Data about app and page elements
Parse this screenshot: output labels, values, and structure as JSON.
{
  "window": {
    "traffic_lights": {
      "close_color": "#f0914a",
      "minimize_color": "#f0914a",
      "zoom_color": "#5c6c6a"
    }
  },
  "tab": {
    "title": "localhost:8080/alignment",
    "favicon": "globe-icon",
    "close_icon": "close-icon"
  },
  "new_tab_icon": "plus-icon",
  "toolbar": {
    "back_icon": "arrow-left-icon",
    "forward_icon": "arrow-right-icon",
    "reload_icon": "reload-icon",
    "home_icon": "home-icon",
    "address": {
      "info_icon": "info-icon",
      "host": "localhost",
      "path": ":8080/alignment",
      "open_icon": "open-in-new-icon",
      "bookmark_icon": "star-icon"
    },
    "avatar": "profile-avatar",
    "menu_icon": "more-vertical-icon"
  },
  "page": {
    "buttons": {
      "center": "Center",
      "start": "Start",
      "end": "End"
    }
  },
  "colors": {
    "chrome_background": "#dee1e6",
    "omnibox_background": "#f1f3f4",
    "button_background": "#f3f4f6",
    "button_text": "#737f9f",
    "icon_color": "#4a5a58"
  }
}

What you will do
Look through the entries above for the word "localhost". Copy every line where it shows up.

Response box
    "title": "localhost:8080/alignment",
      "host": "localhost",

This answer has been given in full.